Dungeness wasn't exactly as I'd imagined. I thought it'd be an enigmatic landscape comprising lots of shingle, a monolithic power station like Torness, a scattering of Derek Jarman type huts , our little railway - oh, and a lighthouse. It is much busier than that - the power station is a collection of buildings and there are all kinds of regular houses - and two lighthouses. The Light Railway Cafe had stop serving their noted fish and chips so I went for a mug of tea and a bag of pretty ordinary chips (salt and vinegar in plastic sachets). It was cold and windy and I was glad I'd packed that scarf!
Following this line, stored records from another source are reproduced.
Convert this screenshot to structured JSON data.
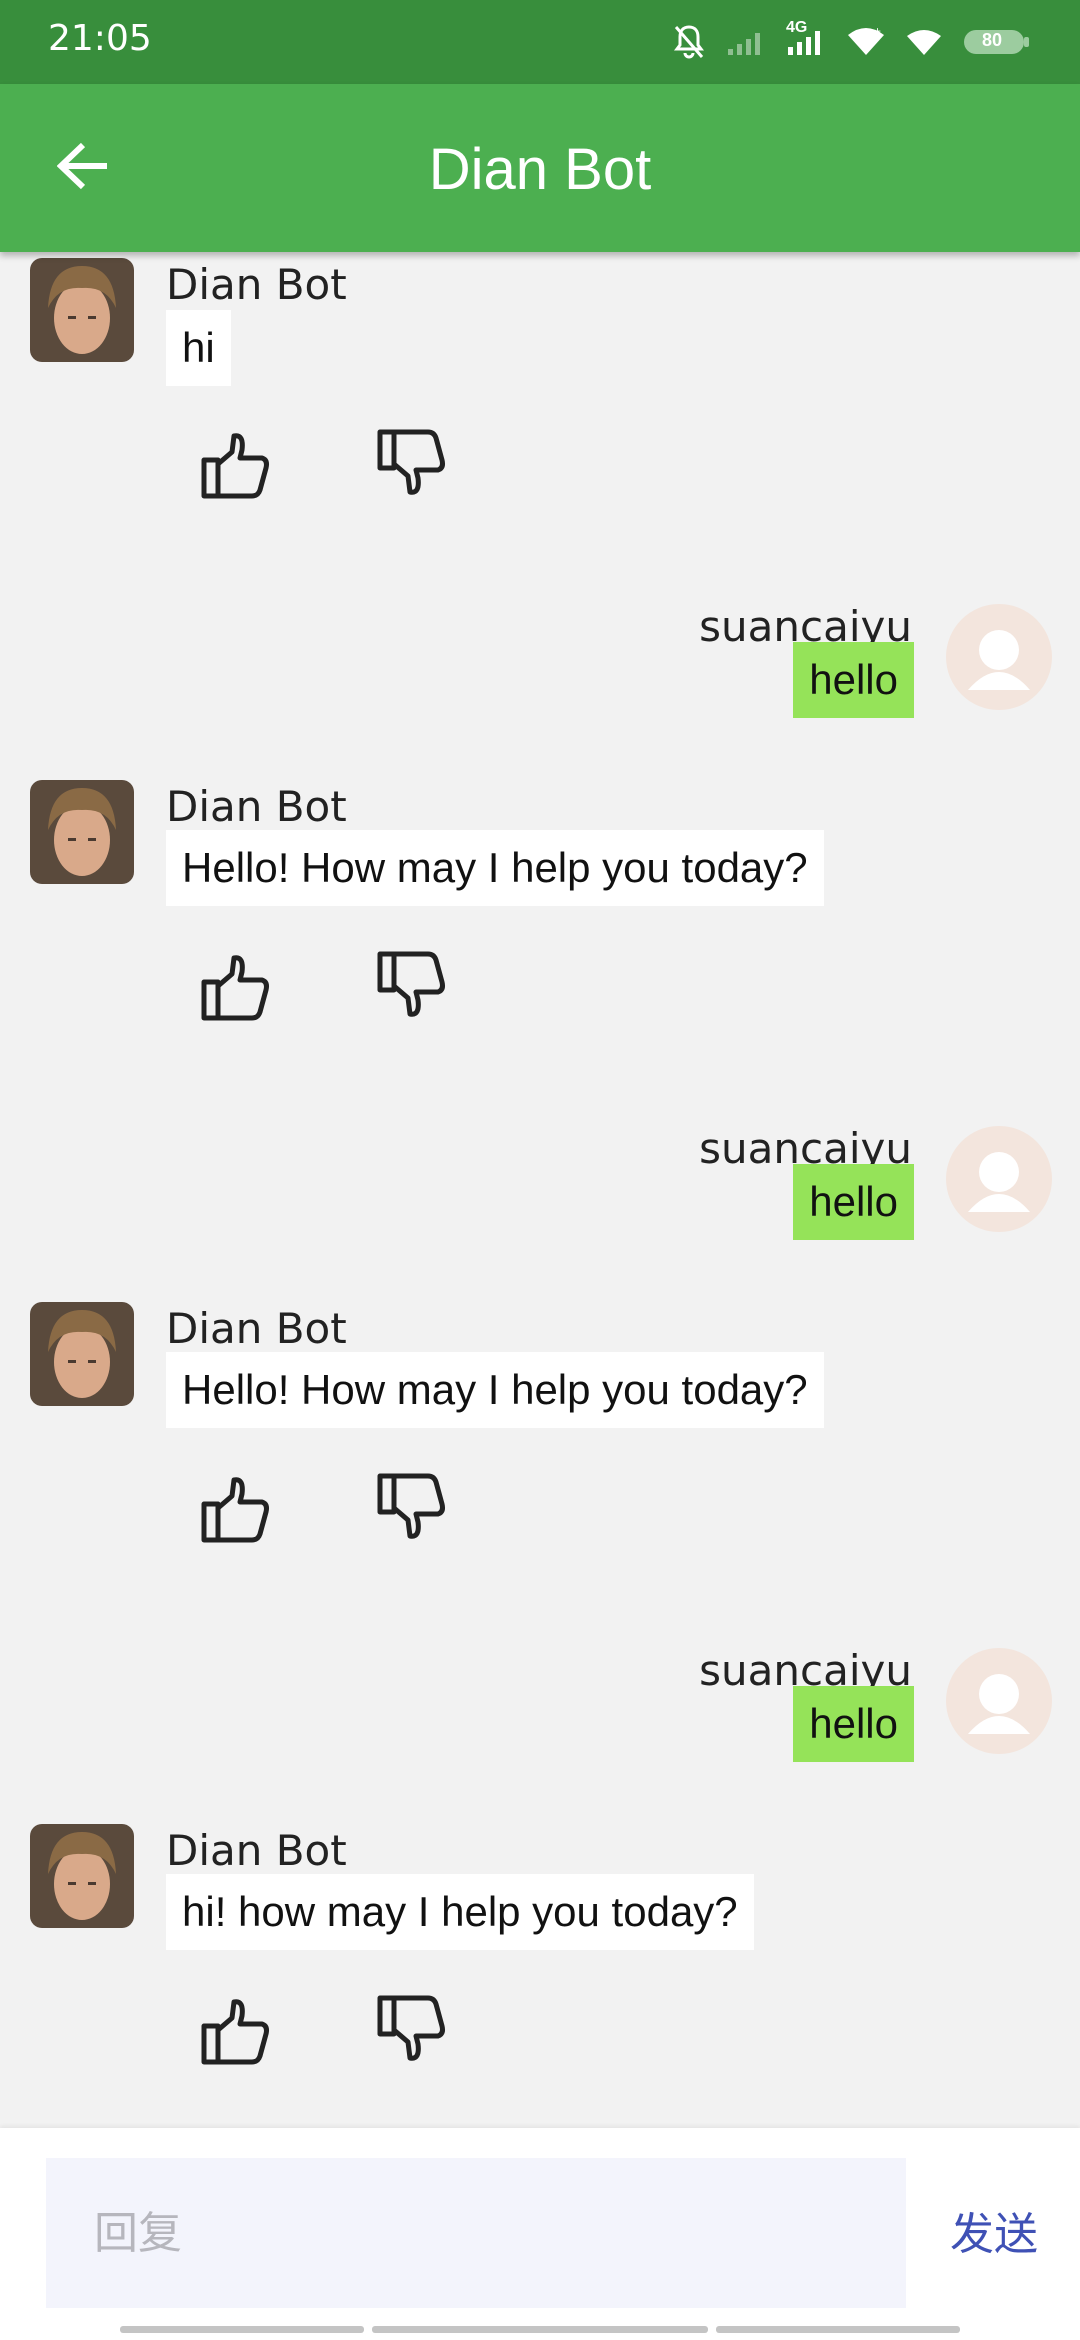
{
  "status": {
    "time": "21:05",
    "battery": "80",
    "network": "4G"
  },
  "appbar": {
    "title": "Dian Bot"
  },
  "messages": [
    {
      "role": "bot",
      "sender": "Dian Bot",
      "text": "hi"
    },
    {
      "role": "user",
      "sender": "suancaiyu",
      "text": "hello"
    },
    {
      "role": "bot",
      "sender": "Dian Bot",
      "text": "Hello! How may I help you today?"
    },
    {
      "role": "user",
      "sender": "suancaiyu",
      "text": "hello"
    },
    {
      "role": "bot",
      "sender": "Dian Bot",
      "text": "Hello! How may I help you today?"
    },
    {
      "role": "user",
      "sender": "suancaiyu",
      "text": "hello"
    },
    {
      "role": "bot",
      "sender": "Dian Bot",
      "text": "hi! how may I help you today?"
    }
  ],
  "footer": {
    "placeholder": "回复",
    "send_label": "发送"
  },
  "colors": {
    "statusbar": "#388e3c",
    "appbar": "#4caf50",
    "user_bubble": "#95e359",
    "send": "#3f51b5"
  }
}
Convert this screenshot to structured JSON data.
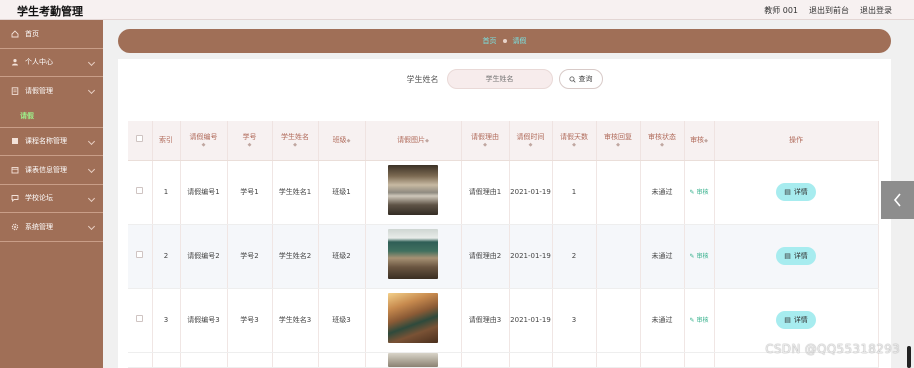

I then decided to jump on the 16.00 train back to Hythe (the one I came on) - in retrospect I should have waited, done some exploring and caught the double-header I spotted coming in on the other section of the loop once we were underway. On gala days like this it is always difficult to know where to put oneself to cop as many locos as possible.

Back at Hythe I filmed Southern Maid on the turntable, then travelled back to New Romney on the 17.40 to watch the last train of the day come in from Dungeness - which was to be a five-header! I'm no expert on RH&DR locos but looking at my film, I think it was Typhoon, Winston Churchill, Green Goddess, Black Prince and Hurricane. I didn't have time to check them out at the other end of the platform, as I had to leg it to catch my hourly bus to Lydd, thence to Rye and the train home. I didn't get to look round Dungeness and I didn't get to travel in Gladys the bar car, but nevertheless had a thoroughly good day out.

Previous visits to the RH&DR: